There are numerous issues that could be at play, including a fracturing of gangs leading to more conflicts, said Robert M. Lombardo, an associate professor of criminology and criminal justice at Loyola University Chicago. He also said officers in Chicago and other cities may also be feeling hesitant amid protests over policing.
“The officers are just having second thoughts about being aggressive,” said Lombardo, a former Chicago police officer. “You can’t determine a trend with one month’s worth of data, but everyone pretty much expects it to be a long, hot, bad summer and for this to continue.”
Even before the firestorm following the McDonald video, Emanuel was criticized for suggesting that officers had stepped back from policing due to nationwide demonstrations over how police use lethal force.
During a discussion in Washington last fall involving U.S. Attorney General Loretta Lynch and numerous mayors and police chiefs, Emmanuel said: “We have allowed our police department to get fetal and it is having a direct consequence. They have pulled back from the ability to interdict … they don’t want to be a news story themselves, they don’t want their career ended early, and it’s having an impact.”
The McDonald video went public the next month, following efforts by Emanuel and his office to fight its release. City leaders and protesters called for Emanuel to oust his police chief, Garry McCarthy. Emanuel, a Democrat in a tumultuous second term, initially stood by McCarthy, then reversed course and asked him to resign. Still, public anger remained focused on Emanuel.
Last month, the Chicago Police Board nominated three people to be considered as the next police superintendent. Emanuel ignored their suggestions and, on Monday, said he was making Johnson his third police superintendent in four months. In his announcement, Emanuel asked the Police Board to conduct another search later this year, but the board said Friday that it would wait to see what happens with reports suggesting that the ordinance guiding the selection of superintendents could be changed.
Johnson has numerous things to accomplish on the job. One is reviving the morale of the police force, something Emanuel and the department both highlighted in statements this week. The department said that with Johnson’s appointment, the force has refocused on fighting violence in the streets, beefing up morale and restoring trust in the department.

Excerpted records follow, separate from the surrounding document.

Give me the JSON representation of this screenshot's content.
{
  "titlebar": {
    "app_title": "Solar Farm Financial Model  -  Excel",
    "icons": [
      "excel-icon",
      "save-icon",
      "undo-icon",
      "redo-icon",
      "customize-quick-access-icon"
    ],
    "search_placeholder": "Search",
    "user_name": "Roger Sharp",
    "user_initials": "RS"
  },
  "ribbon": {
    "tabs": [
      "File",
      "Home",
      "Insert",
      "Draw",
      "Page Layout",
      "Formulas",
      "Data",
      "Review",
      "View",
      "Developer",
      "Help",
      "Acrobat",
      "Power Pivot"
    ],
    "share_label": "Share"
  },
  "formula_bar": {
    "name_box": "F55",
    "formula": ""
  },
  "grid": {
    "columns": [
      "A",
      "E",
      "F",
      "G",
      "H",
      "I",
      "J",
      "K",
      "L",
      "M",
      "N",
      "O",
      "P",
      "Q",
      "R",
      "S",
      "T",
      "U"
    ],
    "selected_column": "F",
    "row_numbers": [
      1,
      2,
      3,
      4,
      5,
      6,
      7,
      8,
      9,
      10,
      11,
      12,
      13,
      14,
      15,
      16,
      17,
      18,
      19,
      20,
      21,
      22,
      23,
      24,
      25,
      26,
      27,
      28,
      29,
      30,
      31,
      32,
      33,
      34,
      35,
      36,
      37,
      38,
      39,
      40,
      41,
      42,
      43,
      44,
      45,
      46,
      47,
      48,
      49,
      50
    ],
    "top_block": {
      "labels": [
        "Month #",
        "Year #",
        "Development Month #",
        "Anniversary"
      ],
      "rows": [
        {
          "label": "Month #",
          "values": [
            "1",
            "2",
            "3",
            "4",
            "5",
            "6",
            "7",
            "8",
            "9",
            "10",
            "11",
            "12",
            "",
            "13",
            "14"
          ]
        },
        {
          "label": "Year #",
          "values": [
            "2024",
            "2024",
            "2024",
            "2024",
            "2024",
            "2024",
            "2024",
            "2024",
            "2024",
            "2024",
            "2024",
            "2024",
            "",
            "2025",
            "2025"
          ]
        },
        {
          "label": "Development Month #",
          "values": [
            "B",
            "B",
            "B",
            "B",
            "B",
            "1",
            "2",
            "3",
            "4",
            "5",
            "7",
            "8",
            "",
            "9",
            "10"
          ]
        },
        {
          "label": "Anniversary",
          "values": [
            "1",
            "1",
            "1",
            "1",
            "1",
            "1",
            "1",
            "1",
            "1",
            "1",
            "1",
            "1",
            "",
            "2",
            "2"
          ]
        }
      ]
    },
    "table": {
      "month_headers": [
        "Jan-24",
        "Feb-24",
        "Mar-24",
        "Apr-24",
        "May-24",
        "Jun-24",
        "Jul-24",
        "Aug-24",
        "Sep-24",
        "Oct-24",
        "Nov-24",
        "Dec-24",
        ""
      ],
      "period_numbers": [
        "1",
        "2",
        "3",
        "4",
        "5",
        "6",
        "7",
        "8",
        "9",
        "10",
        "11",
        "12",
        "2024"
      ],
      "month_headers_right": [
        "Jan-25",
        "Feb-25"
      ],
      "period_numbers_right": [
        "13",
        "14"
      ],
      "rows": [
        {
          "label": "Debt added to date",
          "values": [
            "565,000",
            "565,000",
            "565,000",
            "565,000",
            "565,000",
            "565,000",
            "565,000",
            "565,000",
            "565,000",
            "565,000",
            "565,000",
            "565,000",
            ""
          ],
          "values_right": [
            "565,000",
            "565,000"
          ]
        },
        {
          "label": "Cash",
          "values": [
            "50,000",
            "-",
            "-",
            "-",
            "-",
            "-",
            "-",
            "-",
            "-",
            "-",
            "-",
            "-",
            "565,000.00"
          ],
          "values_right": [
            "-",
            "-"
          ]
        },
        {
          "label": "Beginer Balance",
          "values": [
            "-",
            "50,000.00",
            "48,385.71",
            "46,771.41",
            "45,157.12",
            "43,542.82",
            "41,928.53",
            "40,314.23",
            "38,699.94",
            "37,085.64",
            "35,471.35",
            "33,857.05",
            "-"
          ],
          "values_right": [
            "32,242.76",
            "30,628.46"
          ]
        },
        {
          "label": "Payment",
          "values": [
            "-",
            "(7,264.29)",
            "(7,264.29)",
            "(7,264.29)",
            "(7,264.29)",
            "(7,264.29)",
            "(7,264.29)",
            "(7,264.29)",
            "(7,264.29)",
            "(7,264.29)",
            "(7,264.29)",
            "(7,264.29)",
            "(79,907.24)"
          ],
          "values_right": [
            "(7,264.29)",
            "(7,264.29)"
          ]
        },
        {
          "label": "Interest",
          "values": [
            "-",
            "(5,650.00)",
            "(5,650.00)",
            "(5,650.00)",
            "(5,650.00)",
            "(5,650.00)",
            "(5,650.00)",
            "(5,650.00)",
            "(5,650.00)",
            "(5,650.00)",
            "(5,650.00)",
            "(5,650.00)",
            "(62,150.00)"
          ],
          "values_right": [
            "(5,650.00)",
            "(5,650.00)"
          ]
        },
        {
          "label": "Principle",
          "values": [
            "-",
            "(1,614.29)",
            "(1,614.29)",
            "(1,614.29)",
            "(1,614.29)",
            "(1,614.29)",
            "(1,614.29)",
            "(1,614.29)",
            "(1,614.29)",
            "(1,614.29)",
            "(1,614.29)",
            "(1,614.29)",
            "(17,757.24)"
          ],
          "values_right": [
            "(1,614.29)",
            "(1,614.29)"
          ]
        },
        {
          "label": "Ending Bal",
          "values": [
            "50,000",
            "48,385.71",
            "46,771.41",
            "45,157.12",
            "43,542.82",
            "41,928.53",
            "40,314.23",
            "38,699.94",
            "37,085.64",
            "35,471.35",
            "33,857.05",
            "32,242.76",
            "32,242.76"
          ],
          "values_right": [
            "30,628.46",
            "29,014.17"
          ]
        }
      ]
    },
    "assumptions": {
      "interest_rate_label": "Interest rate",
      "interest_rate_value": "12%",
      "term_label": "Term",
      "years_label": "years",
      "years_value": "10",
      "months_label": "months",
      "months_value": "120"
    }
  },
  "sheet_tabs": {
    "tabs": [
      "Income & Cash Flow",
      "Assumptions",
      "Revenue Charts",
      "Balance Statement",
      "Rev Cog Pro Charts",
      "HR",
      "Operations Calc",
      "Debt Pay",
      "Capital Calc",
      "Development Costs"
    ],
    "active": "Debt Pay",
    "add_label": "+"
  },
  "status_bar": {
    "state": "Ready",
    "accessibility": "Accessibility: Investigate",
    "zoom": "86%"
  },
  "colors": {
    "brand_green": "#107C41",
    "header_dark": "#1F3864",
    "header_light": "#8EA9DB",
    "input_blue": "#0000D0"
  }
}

(The Chicago police union drew sharp criticism this week for hiring Van Dyke, the officer charged with murdering McDonald, to work as a janitor, a decision the union defended as helping an officer who was in financial need because he was suspended without pay. The union’s president did not respond to a request for comment.)
In naming Johnson as interim police superintendent, Emanuel specifically highlighted the veteran officer’s history of fighting crime. His office touted Johnson’s experience as deputy chief of patrol for Chicago’s “Area Central” region, describing how gun-related violence fell by nearly a third in 2013 under Johnson’s leadership and how shootings also declined the following year.
Johnson said Friday that the department will work to fight crime, but he added in a statement that “we all have a part to play in creating a safer Chicago.”
“In the coming weeks and months, I plan on meeting with and listening to a range of Chicagoans – from activists and elected officials to ministers and parents — to find ways that we can come together to build mutual trust and lasting partnerships that will make our streets safer for everyone,” he said.
This story has been updated. First published: 8 a.m.